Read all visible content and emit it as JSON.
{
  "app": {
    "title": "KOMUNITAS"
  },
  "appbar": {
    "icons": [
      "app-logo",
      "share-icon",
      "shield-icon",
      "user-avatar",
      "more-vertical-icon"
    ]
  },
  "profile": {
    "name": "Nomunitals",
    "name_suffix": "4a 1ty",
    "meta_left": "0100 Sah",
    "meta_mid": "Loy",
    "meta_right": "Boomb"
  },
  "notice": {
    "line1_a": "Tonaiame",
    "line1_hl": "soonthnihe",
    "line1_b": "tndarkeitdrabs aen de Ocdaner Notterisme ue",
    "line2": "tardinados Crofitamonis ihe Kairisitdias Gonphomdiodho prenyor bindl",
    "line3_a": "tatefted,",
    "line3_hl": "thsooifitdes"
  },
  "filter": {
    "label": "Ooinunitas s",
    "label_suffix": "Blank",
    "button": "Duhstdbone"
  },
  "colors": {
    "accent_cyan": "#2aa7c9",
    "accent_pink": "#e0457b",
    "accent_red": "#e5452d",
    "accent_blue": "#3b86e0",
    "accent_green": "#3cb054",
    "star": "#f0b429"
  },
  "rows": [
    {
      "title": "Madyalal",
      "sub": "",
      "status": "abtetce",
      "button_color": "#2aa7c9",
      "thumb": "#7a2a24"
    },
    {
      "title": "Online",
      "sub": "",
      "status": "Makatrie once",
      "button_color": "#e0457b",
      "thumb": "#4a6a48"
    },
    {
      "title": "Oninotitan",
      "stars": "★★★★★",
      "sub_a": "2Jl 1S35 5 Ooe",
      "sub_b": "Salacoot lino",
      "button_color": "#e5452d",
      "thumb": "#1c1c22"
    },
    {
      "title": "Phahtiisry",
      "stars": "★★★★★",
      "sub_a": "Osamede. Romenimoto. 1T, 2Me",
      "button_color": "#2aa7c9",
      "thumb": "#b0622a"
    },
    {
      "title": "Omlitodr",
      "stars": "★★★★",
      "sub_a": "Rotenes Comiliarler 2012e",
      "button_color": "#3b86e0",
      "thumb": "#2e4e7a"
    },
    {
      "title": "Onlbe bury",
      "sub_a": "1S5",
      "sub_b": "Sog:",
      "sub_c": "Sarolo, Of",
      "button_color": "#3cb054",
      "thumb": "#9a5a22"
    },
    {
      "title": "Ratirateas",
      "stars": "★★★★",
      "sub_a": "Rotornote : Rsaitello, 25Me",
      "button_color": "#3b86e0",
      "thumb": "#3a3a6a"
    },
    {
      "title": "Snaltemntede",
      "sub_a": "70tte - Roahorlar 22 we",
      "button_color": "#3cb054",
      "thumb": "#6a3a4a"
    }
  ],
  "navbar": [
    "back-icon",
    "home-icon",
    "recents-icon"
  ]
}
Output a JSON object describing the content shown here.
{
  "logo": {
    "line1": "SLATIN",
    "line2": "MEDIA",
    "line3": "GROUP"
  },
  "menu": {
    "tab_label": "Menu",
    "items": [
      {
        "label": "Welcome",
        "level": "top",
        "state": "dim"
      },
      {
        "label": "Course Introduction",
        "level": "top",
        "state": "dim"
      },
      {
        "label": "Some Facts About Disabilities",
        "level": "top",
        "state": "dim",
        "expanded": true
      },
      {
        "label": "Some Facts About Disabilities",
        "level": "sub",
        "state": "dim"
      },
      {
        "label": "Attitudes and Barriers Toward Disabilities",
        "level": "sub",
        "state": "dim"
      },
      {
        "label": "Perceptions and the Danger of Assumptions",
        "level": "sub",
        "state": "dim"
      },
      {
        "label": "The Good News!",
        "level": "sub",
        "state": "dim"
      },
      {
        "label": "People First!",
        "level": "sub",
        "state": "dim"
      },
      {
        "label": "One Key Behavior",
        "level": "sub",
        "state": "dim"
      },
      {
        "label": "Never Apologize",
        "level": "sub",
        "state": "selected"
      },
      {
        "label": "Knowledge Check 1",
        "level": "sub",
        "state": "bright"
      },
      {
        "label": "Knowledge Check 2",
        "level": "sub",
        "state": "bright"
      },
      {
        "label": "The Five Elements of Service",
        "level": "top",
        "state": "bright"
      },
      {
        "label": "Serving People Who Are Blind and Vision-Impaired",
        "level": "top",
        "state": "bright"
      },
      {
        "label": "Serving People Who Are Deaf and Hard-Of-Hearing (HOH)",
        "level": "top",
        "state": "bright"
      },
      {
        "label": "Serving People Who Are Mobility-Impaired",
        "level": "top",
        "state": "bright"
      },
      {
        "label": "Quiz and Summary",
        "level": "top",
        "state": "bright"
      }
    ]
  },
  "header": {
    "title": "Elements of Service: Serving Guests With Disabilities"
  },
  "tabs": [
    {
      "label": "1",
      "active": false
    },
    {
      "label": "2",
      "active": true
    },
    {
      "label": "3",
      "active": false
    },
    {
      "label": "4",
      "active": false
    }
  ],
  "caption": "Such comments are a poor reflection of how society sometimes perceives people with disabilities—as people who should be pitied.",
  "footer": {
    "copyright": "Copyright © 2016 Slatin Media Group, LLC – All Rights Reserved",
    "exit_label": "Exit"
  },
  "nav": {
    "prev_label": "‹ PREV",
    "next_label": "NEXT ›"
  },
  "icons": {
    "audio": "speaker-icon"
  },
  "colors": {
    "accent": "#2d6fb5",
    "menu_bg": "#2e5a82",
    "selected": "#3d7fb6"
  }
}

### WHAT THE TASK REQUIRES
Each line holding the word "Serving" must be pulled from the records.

### EXERCISE OUTPUT
        "label": "Serving People Who Are Blind and Vision-Impaired",
        "label": "Serving People Who Are Deaf and Hard-Of-Hearing (HOH)",
        "label": "Serving People Who Are Mobility-Impaired",
    "title": "Elements of Service: Serving Guests With Disabilities"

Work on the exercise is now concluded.